Geosmin and 2-methylisoborneol are substances that occur naturally in lakes and watercourses. They are harmless to people and animals in their usual concentrations. However, the problem is that these two substances can cause the fish to taste "muddy" and "mouldy", respectively. Most people report that geosmin leaves a "burning muddy" taste in the mouth, although some people cannot taste the substance at all.  

Predict the taste and smell of the fish

For aquaculture and fish farmers, it is essential that the fish both smell and taste good, otherwise consumers will not want to buy them. Aquaculture fish must be without feeding when they are kept in the ponds that are known as "depuration ponds" prior to slaughtering. If they contain excessive concentrations of geosmin, for example, the substance will generally be diluted in the clean water of the depuration pond. Excessive concentrations of geosmin and 2-methylisoborneol can, however, be eliminated even before the fish are released into depuration ponds.  

Using sensory analyses, the National Food Institute has evaluated the off-taste of the fish at different concentrations of the substances and has subsequently prepared sensory profiles of the relationship between the levels of the substances and the smell and taste of the fish. In collaboration with the Faculty of Science, University of Copenhagen, researchers at the National Food Institute mapped out the scope of the problem, so that it is now possible to perform analyses of the water to measure the levels of the substances and thus predict problems with the taste of the fish. It is therefore now possible at an early stage – i.e. while the fish are still in the production pond – to take steps to prevent the development of geosmin and 2-methylisoborneol.
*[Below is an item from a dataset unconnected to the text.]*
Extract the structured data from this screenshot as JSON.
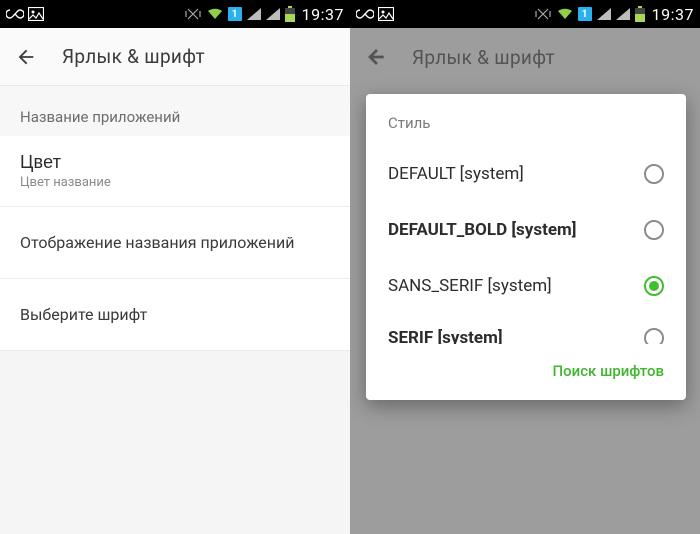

The results obtained by the researchers do not apply exclusively to rainbow trout; they can also be extrapolated to other species of fish farmed in fresh water. The working relationship and the results from the fish farm project have opened the door to organising aquaculture fish production in which taste problems of this type can be completely eliminated.

Read more

Read more in the journal Aquaculture Research: Evaluation of geosmin and 2-methylisoborneol off-flavour in smoked rainbow trout fillets using instrumental and sensory analyses.  

The project was financed through a grant from the Danish AgriFish Agency.  

https://www.food.dtu.dk/english/news/2012/08/new_research_reveals_the_taste_of_fish?id=e70a322d-b71d-42e9-8d69-1d52cd7f7596
24 MAY 2019